Until recently, my friend Sarah lived in a house with an abundance of fruit trees. There were a number of prolific citrus trees, including two or three lemon trees. Most of the lemons were ordinary palm-sized things, but there was one tree that was a little…odd. Through some combination of genetics and trauma, it only produced miniature lemons.
I don’t think any of us had seen lemons like these before: small and round, with paper-thin skins and greenish flesh. They were surprisingly juicy for their size, but we could still only squeeze a thimbleful of juice from each lemon. They were adorable, but not especially useful. A couple months ago, Sarah harvested a box of tiny lemons from her tiny tree, and then stood around in the kitchen at a complete loss for what to do with them. I’m a sucker for tiny adorable foods, so I jumped in and volunteered to take them home. My solution? Preserve the lemons whole.
Preserved lemons–salted, fermented, and minced into a gooey paste–are a staple in North African and (I believe) Indian cuisine. They’re best known as a partner in crime with chicken and olives, usually in the saucy spiced braise known as tagine. They’re not always easy to find in stores, but they’re dead simple to make–if you’re willing to wait a month. Ordinary lemons (preferably on the smallish side) will work fine; Meyer lemons are highly recommended; if you can find dwarf lemons like the ones I have, they make terrific single-serving portions.
The process is similar to when I made kimchi a while ago: you cut lemons into attached wedges, fill them full of salt, then pack them into a jar until they release their juices. Let them sit for a few days to start the fermentation, then top off the jar with lemon juice and stash them in a cool dark place until the fermentation is complete. Like kimchi, what you end up with is a powerful and strangely compelling condiment. The lemons become slippery and squishy over time, losing their harsh edge and gaining something darker and funkier in return. In a strange reversal, the flesh becomes bitter and the rind turns fragrant; you can cut away the flesh and just use the rind, though my lemons are small enough that I just cut up the whole thing. Stir them into any long-simmering soup, stew, braise, or curry to add a burst of rich lemon flavor, without the acrid tartness of fresh juice.
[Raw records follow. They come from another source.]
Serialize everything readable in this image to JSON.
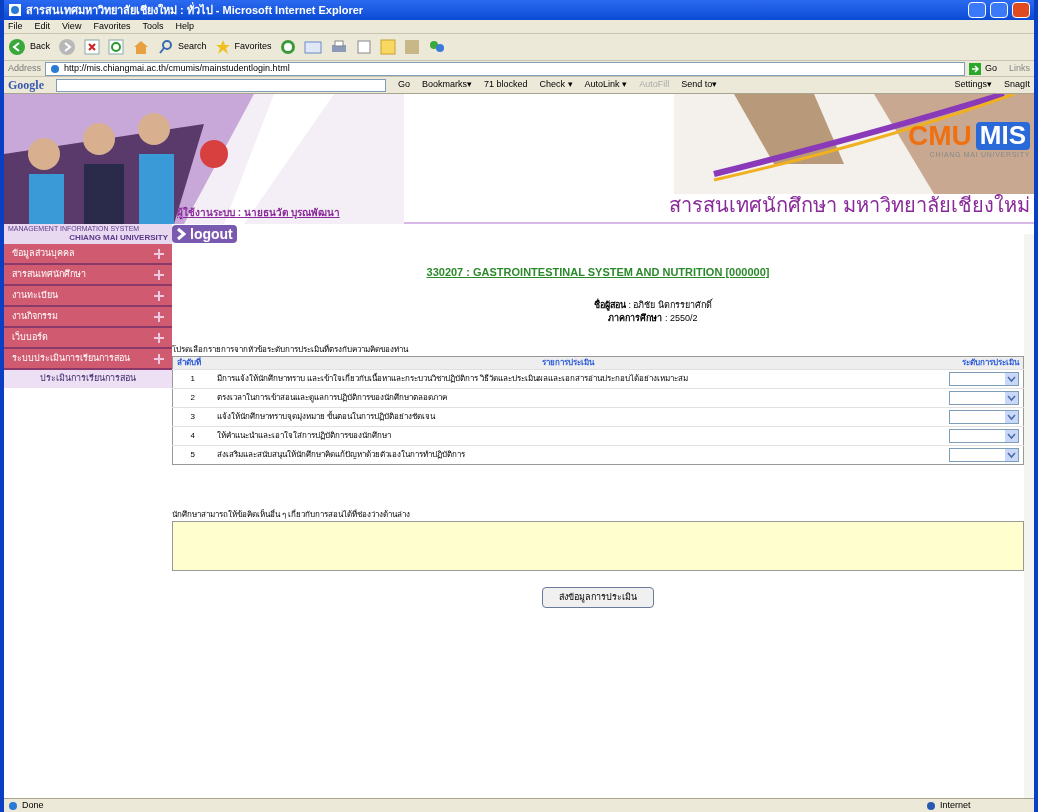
{
  "window": {
    "title": "สารสนเทศมหาวิทยาลัยเชียงใหม่ : ทั่วไป - Microsoft Internet Explorer"
  },
  "menu": [
    "File",
    "Edit",
    "View",
    "Favorites",
    "Tools",
    "Help"
  ],
  "toolbar": {
    "back": "Back",
    "search": "Search",
    "favorites": "Favorites"
  },
  "address_bar": {
    "label": "Address",
    "value": "http://mis.chiangmai.ac.th/cmumis/mainstudentlogin.html",
    "go": "Go",
    "links": "Links"
  },
  "google_bar": {
    "logo": "Google",
    "go": "Go",
    "bookmarks": "Bookmarks▾",
    "blocked": "71 blocked",
    "check": "Check ▾",
    "autolink": "AutoLink ▾",
    "autofill": "AutoFill",
    "send_to": "Send to▾",
    "settings": "Settings▾",
    "snagit": "SnagIt"
  },
  "banner": {
    "logo_left": "CMU",
    "logo_right": "MIS",
    "logo_sub": "CHIANG MAI UNIVERSITY",
    "site_title": "สารสนเทศนักศึกษา มหาวิทยาลัยเชียงใหม่",
    "user": "ผู้ใช้งานระบบ : นายธนวัต บุรณพัฒนา",
    "mis_line1": "MANAGEMENT INFORMATION SYSTEM",
    "mis_line2": "CHIANG MAI UNIVERSITY",
    "logout": "logout"
  },
  "sidebar": {
    "items": [
      {
        "label": "ข้อมูลส่วนบุคคล"
      },
      {
        "label": "สารสนเทศนักศึกษา"
      },
      {
        "label": "งานทะเบียน"
      },
      {
        "label": "งานกิจกรรม"
      },
      {
        "label": "เว็บบอร์ด"
      },
      {
        "label": "ระบบประเมินการเรียนการสอน",
        "children": [
          {
            "label": "ประเมินการเรียนการสอน"
          }
        ]
      }
    ]
  },
  "course": {
    "title": "330207 : GASTROINTESTINAL SYSTEM AND NUTRITION [000000]",
    "instructor": "**ชื่อผู้สอน** : อภิชัย นิตกรรยาศักดิ์",
    "semester": "**ภาคการศึกษา** : 2550/2"
  },
  "instruction": "โปรดเลือกรายการจากหัวข้อระดับการประเมินที่ตรงกับความคิดของท่าน",
  "table": {
    "columns": [
      "ลำดับที่",
      "รายการประเมิน",
      "ระดับการประเมิน"
    ],
    "rows": [
      {
        "no": "1",
        "item": "มีการแจ้งให้นักศึกษาทราบ และเข้าใจเกี่ยวกับเนื้อหาและกระบวนวิชาปฏิบัติการ วิธีวัดและประเมินผลและเอกสารอ่านประกอบได้อย่างเหมาะสม"
      },
      {
        "no": "2",
        "item": "ตรงเวลาในการเข้าสอนและดูแลการปฏิบัติการของนักศึกษาตลอดภาค"
      },
      {
        "no": "3",
        "item": "แจ้งให้นักศึกษาทราบจุดมุ่งหมาย ขั้นตอนในการปฏิบัติอย่างชัดเจน"
      },
      {
        "no": "4",
        "item": "ให้คำแนะนำและเอาใจใส่การปฏิบัติการของนักศึกษา"
      },
      {
        "no": "5",
        "item": "ส่งเสริมและสนับสนุนให้นักศึกษาคิดแก้ปัญหาด้วยตัวเองในการทำปฏิบัติการ"
      }
    ]
  },
  "comment": {
    "label": "นักศึกษาสามารถให้ข้อคิดเห็นอื่น ๆ เกี่ยวกับการสอนได้ที่ช่องว่างด้านล่าง"
  },
  "submit": "ส่งข้อมูลการประเมิน",
  "status_bar": {
    "text": "Done",
    "zone": "Internet"
  }
}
There’s also an extra bonus, which I wasn’t expecting: the lemon brine. Because of the pectin in the lemon peels and juice, my brine thickened to a soft goo, sort of a cross between a syrup and a gel. It’s incredibly salty, and in fact, I’ve taken to seasoning things with lemon brine instead of salt. It’s terrific as a last-minute addition to a simple vegetable soup, or whisked into a salad dressing. Two seasonings for the price of one–not bad for a crop of freak lemons.
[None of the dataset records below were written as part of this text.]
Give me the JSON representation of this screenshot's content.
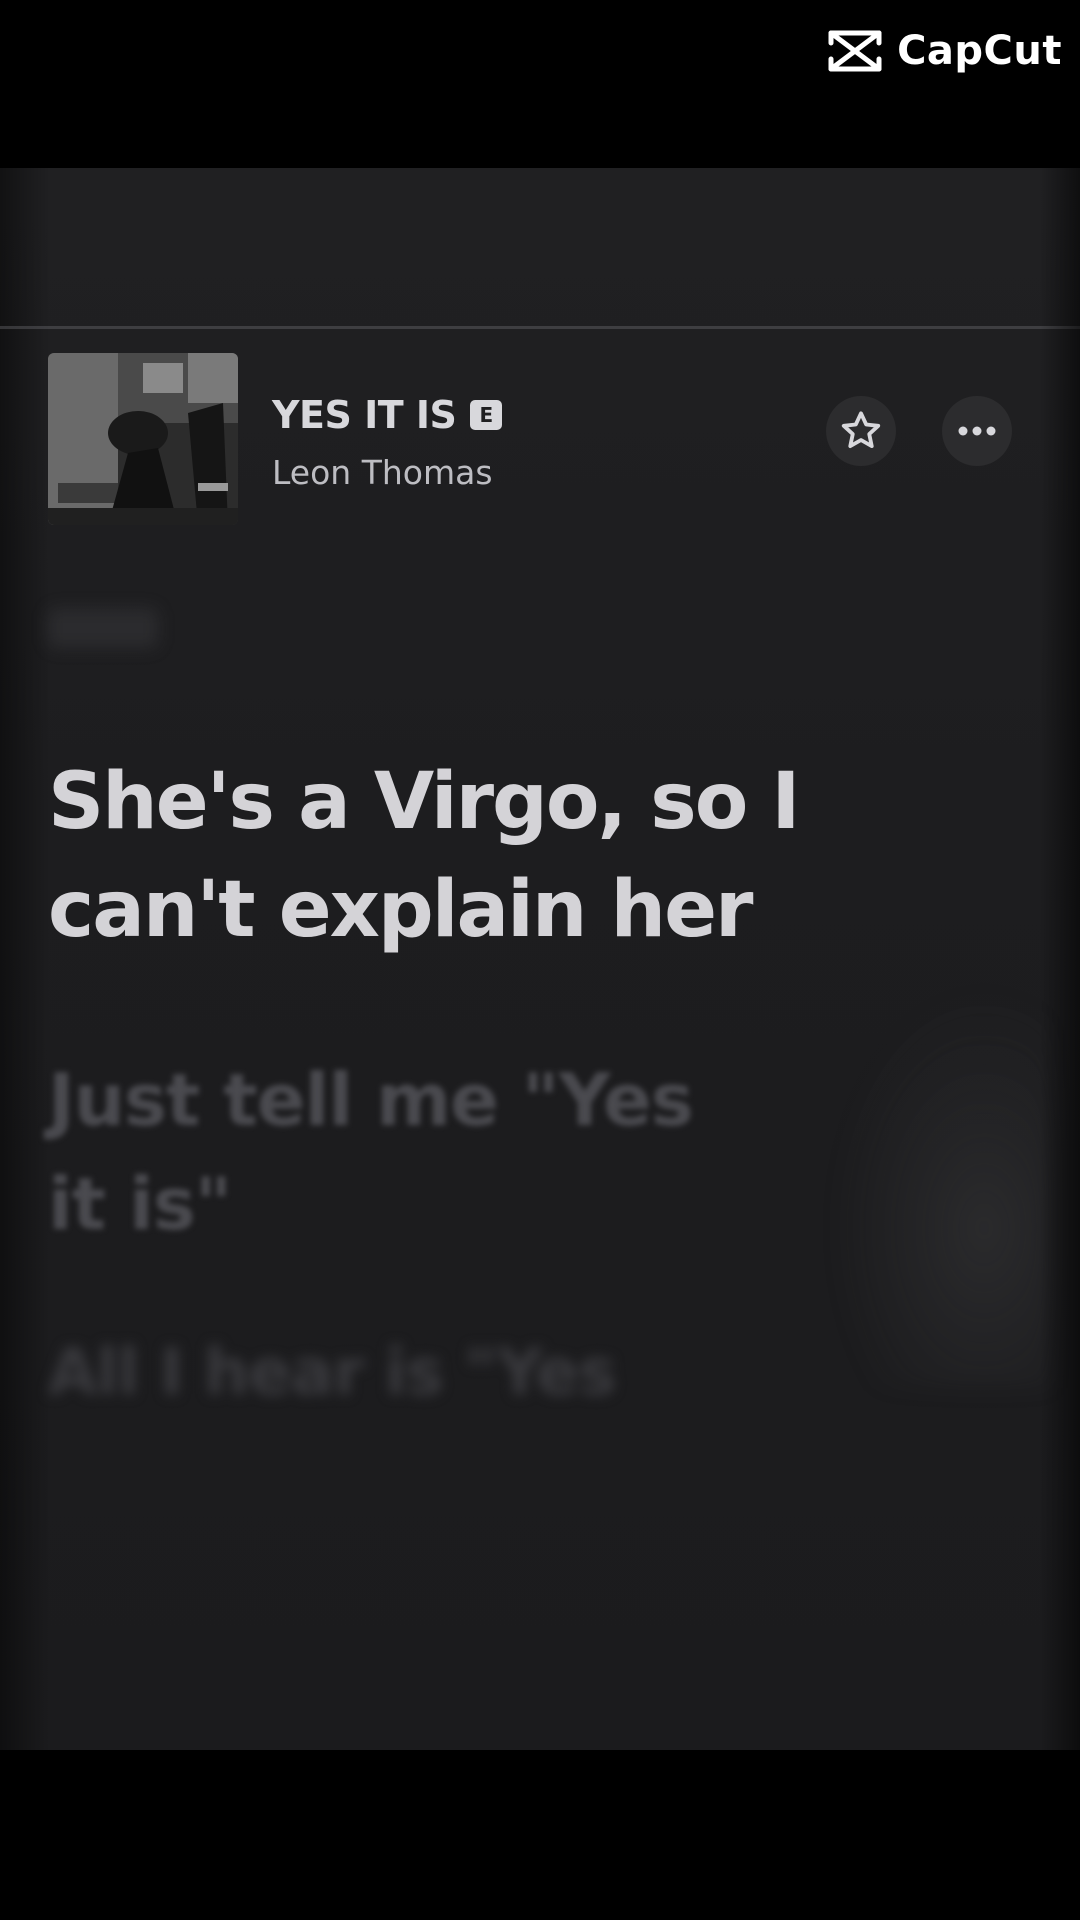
{
  "watermark": {
    "brand": "CapCut",
    "icon": "capcut-logo-icon"
  },
  "player": {
    "track_title": "YES IT IS",
    "explicit_badge": "E",
    "artist": "Leon Thomas",
    "icons": {
      "favorite": "star-outline-icon",
      "more": "ellipsis-icon"
    },
    "colors": {
      "background": "#1e1e20",
      "lyric_active": "#d4d3d7",
      "lyric_inactive": "#4a4a4f"
    }
  },
  "lyrics": {
    "current": "She's a Virgo, so I can't explain her",
    "next": "Just tell me \"Yes it is\"",
    "later": "All I hear is \"Yes"
  }
}
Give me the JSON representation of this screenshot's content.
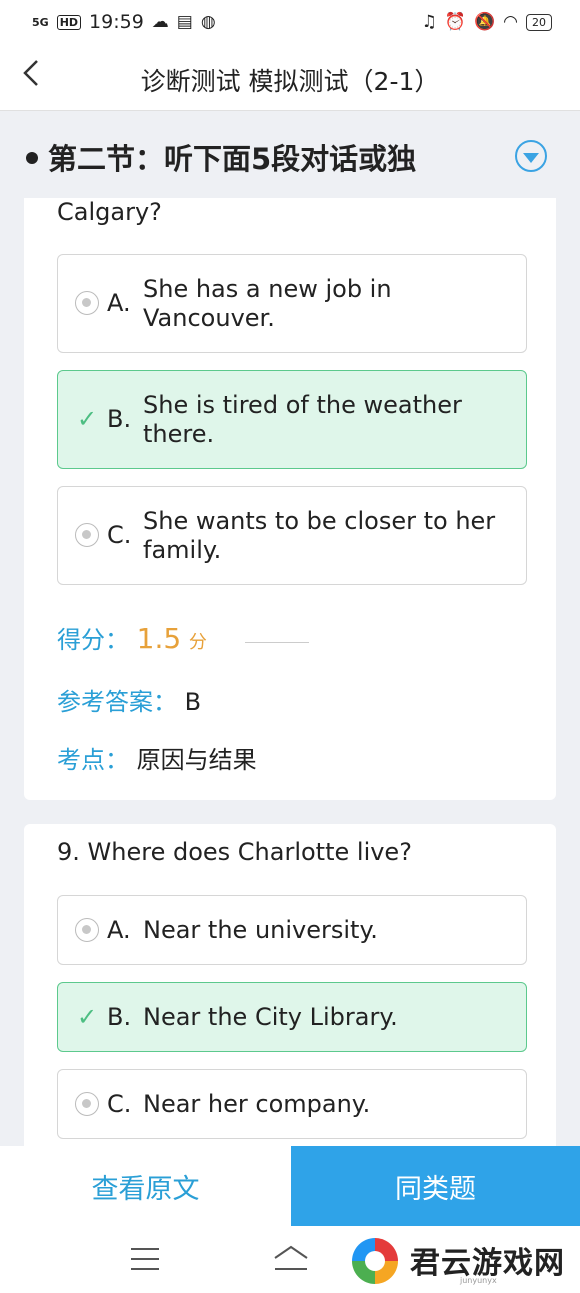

Start with organic, unwaxed lemons. This is important, since you’ll eventually be eating the entire fruit–zest, pith, and flesh–and any chemicals or waxes on the skin will end up in your food. (If you know someone with a lemon tree, this is the perfect way to take advantage.)
Thoroughly wash and dry a glass jar, and cover the bottom with a layer of coarse salt. Wash the lemons thoroughly, scrubbing to remove any dirt. Cut each lemon lengthwise into quarters, leaving the pieces attached at the bottom so that the fruit opens up in an X shape. Hold each lemon over the mouth of the jar and sprinkle a generous tablespoon of salt into the cut. After you salt each lemon, pack it into the jar. Sprinkle more salt between each layer of lemons. Keep salting and packing the lemons into the jar, pressing them firmly so they release their juice, until you can’t fit in any more.
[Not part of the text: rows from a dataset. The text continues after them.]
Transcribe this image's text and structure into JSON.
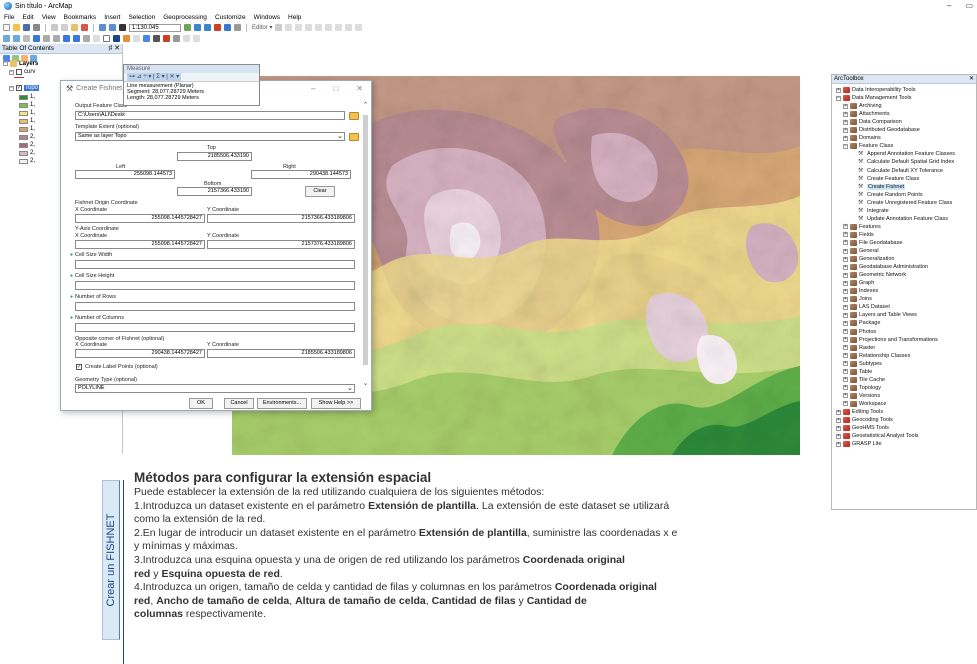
{
  "window": {
    "title": "Sin título - ArcMap",
    "controls": [
      "–",
      "▭"
    ]
  },
  "menu": [
    "File",
    "Edit",
    "View",
    "Bookmarks",
    "Insert",
    "Selection",
    "Geoprocessing",
    "Customize",
    "Windows",
    "Help"
  ],
  "toolbar": {
    "scale": "1:130.045",
    "editor_label": "Editor ▾"
  },
  "toc": {
    "title": "Table Of Contents",
    "pin": "♯",
    "close": "✕",
    "root_label": "Layers",
    "layer1_label": "curv",
    "layer2_label": "Topo",
    "class_labels": [
      "1,",
      "1,",
      "1,",
      "1,",
      "1,",
      "2,",
      "2,",
      "2,",
      "2,"
    ],
    "class_colors": [
      "#2e8b3a",
      "#7fbf4f",
      "#f0e68c",
      "#e8c26a",
      "#d4a373",
      "#b5838d",
      "#a16a7a",
      "#d7b8c6",
      "#f2f2f2"
    ]
  },
  "measure": {
    "title": "Measure",
    "tools": "⊶ ⊿ ÷ ▾ | Σ ▾ | ✕ ▾",
    "lines": [
      "Line measurement (Planar)",
      "Segment: 28,077.28729 Meters",
      "Length: 28,077.28729 Meters"
    ]
  },
  "dialog": {
    "title": "Create Fishnet",
    "win_min": "–",
    "win_max": "□",
    "win_close": "✕",
    "output_label": "Output Feature Class",
    "output_value": "C:\\Users\\ALI\\Deskt",
    "template_label": "Template Extent (optional)",
    "template_value": "Same as layer Topo",
    "top_label": "Top",
    "top_value": "2185506.433190",
    "left_label": "Left",
    "left_value": "255098.144573",
    "right_label": "Right",
    "right_value": "290438.144573",
    "bottom_label": "Bottom",
    "bottom_value": "2157366.433190",
    "clear_label": "Clear",
    "origin_label": "Fishnet Origin Coordinate",
    "x_label": "X Coordinate",
    "y_label": "Y Coordinate",
    "origin_x": "255098.1445728427",
    "origin_y": "2157366.433189806",
    "yaxis_label": "Y-Axis Coordinate",
    "yaxis_x": "255098.1445728427",
    "yaxis_y": "2157376.433189806",
    "cell_width_label": "Cell Size Width",
    "cell_height_label": "Cell Size Height",
    "rows_label": "Number of Rows",
    "cols_label": "Number of Columns",
    "opposite_label": "Opposite corner of Fishnet (optional)",
    "opposite_x": "290438.1445728427",
    "opposite_y": "2185506.433189806",
    "label_points": "Create Label Points (optional)",
    "geometry_label": "Geometry Type (optional)",
    "geometry_value": "POLYLINE",
    "ok": "OK",
    "cancel": "Cancel",
    "environments": "Environments...",
    "help": "Show Help >>"
  },
  "arctoolbox": {
    "title": "ArcToolbox",
    "items": [
      {
        "text": "Data Interoperability Tools",
        "level": 0,
        "kind": "box",
        "exp": "+"
      },
      {
        "text": "Data Management Tools",
        "level": 0,
        "kind": "box",
        "exp": "−"
      },
      {
        "text": "Archiving",
        "level": 1,
        "kind": "set",
        "exp": "+"
      },
      {
        "text": "Attachments",
        "level": 1,
        "kind": "set",
        "exp": "+"
      },
      {
        "text": "Data Comparison",
        "level": 1,
        "kind": "set",
        "exp": "+"
      },
      {
        "text": "Distributed Geodatabase",
        "level": 1,
        "kind": "set",
        "exp": "+"
      },
      {
        "text": "Domains",
        "level": 1,
        "kind": "set",
        "exp": "+"
      },
      {
        "text": "Feature Class",
        "level": 1,
        "kind": "set",
        "exp": "−"
      },
      {
        "text": "Append Annotation Feature Classes",
        "level": 2,
        "kind": "tool"
      },
      {
        "text": "Calculate Default Spatial Grid Index",
        "level": 2,
        "kind": "tool"
      },
      {
        "text": "Calculate Default XY Tolerance",
        "level": 2,
        "kind": "tool"
      },
      {
        "text": "Create Feature Class",
        "level": 2,
        "kind": "tool"
      },
      {
        "text": "Create Fishnet",
        "level": 2,
        "kind": "tool",
        "selected": true
      },
      {
        "text": "Create Random Points",
        "level": 2,
        "kind": "tool"
      },
      {
        "text": "Create Unregistered Feature Class",
        "level": 2,
        "kind": "tool"
      },
      {
        "text": "Integrate",
        "level": 2,
        "kind": "tool"
      },
      {
        "text": "Update Annotation Feature Class",
        "level": 2,
        "kind": "tool"
      },
      {
        "text": "Features",
        "level": 1,
        "kind": "set",
        "exp": "+"
      },
      {
        "text": "Fields",
        "level": 1,
        "kind": "set",
        "exp": "+"
      },
      {
        "text": "File Geodatabase",
        "level": 1,
        "kind": "set",
        "exp": "+"
      },
      {
        "text": "General",
        "level": 1,
        "kind": "set",
        "exp": "+"
      },
      {
        "text": "Generalization",
        "level": 1,
        "kind": "set",
        "exp": "+"
      },
      {
        "text": "Geodatabase Administration",
        "level": 1,
        "kind": "set",
        "exp": "+"
      },
      {
        "text": "Geometric Network",
        "level": 1,
        "kind": "set",
        "exp": "+"
      },
      {
        "text": "Graph",
        "level": 1,
        "kind": "set",
        "exp": "+"
      },
      {
        "text": "Indexes",
        "level": 1,
        "kind": "set",
        "exp": "+"
      },
      {
        "text": "Joins",
        "level": 1,
        "kind": "set",
        "exp": "+"
      },
      {
        "text": "LAS Dataset",
        "level": 1,
        "kind": "set",
        "exp": "+"
      },
      {
        "text": "Layers and Table Views",
        "level": 1,
        "kind": "set",
        "exp": "+"
      },
      {
        "text": "Package",
        "level": 1,
        "kind": "set",
        "exp": "+"
      },
      {
        "text": "Photos",
        "level": 1,
        "kind": "set",
        "exp": "+"
      },
      {
        "text": "Projections and Transformations",
        "level": 1,
        "kind": "set",
        "exp": "+"
      },
      {
        "text": "Raster",
        "level": 1,
        "kind": "set",
        "exp": "+"
      },
      {
        "text": "Relationship Classes",
        "level": 1,
        "kind": "set",
        "exp": "+"
      },
      {
        "text": "Subtypes",
        "level": 1,
        "kind": "set",
        "exp": "+"
      },
      {
        "text": "Table",
        "level": 1,
        "kind": "set",
        "exp": "+"
      },
      {
        "text": "Tile Cache",
        "level": 1,
        "kind": "set",
        "exp": "+"
      },
      {
        "text": "Topology",
        "level": 1,
        "kind": "set",
        "exp": "+"
      },
      {
        "text": "Versions",
        "level": 1,
        "kind": "set",
        "exp": "+"
      },
      {
        "text": "Workspace",
        "level": 1,
        "kind": "set",
        "exp": "+"
      },
      {
        "text": "Editing Tools",
        "level": 0,
        "kind": "box",
        "exp": "+"
      },
      {
        "text": "Geocoding Tools",
        "level": 0,
        "kind": "box",
        "exp": "+"
      },
      {
        "text": "GeoHMS Tools",
        "level": 0,
        "kind": "box",
        "exp": "+"
      },
      {
        "text": "Geostatistical Analyst Tools",
        "level": 0,
        "kind": "box",
        "exp": "+"
      },
      {
        "text": "GRASP Lite",
        "level": 0,
        "kind": "box",
        "exp": "+"
      }
    ]
  },
  "annotation": {
    "side_label": "Crear un FISHNET",
    "title": "Métodos para configurar la extensión espacial",
    "intro": "Puede establecer la extensión de la red utilizando cualquiera de los siguientes métodos:",
    "m1a": "1.Introduzca un dataset existente en el parámetro ",
    "m1b": "Extensión de plantilla",
    "m1c": ". La extensión de este dataset se utilizará",
    "m1d": "como la extensión de la red.",
    "m2a": "2.En lugar de introducir un dataset existente en el parámetro ",
    "m2b": "Extensión de plantilla",
    "m2c": ", suministre las coordenadas x e",
    "m2d": "y mínimas y máximas.",
    "m3a": "3.Introduzca una esquina opuesta y una de origen de red utilizando los parámetros ",
    "m3b": "Coordenada original",
    "m3c": "red",
    "m3d": " y ",
    "m3e": "Esquina opuesta de red",
    "m3f": ".",
    "m4a": "4.Introduzca un origen, tamaño de celda y cantidad de filas y columnas en los parámetros ",
    "m4b": "Coordenada original",
    "m4c": "red",
    "m4d": ", ",
    "m4e": "Ancho de tamaño de celda",
    "m4f": ", ",
    "m4g": "Altura de tamaño de celda",
    "m4h": ", ",
    "m4i": "Cantidad de filas",
    "m4j": " y ",
    "m4k": "Cantidad de",
    "m4l": "columnas",
    "m4m": " respectivamente."
  }
}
If your jar has a metal lid, put a piece of wax paper underneath the lid before sealing it. If it has a glass lid, just seal it directly. Place the jar on the counter for 3-4 days, shaking once a day to make sure the salt is evenly distributed. If the lemons don’t seem to be releasing much juice, open the jar and press them down firmly with a clean implement to help things along.
After 4 days, check the jar to see if the lemons are submerged in juice. If not, add freshly squeezed lemon juice to cover. Stash in a cool, dry place for 3-4 weeks. After that, the lemons are ready to use; transfer them to the refrigerator and store for up to 6 months.
To use one of your preserved lemons, remove it from the jar and rinse it thoroughly to get rid of any excess salt. Finely chop, removing any seeds as you go, and stir it into whatever you’re making. You can also use the preserved lemon brine, keeping in mind that a little goes a long way.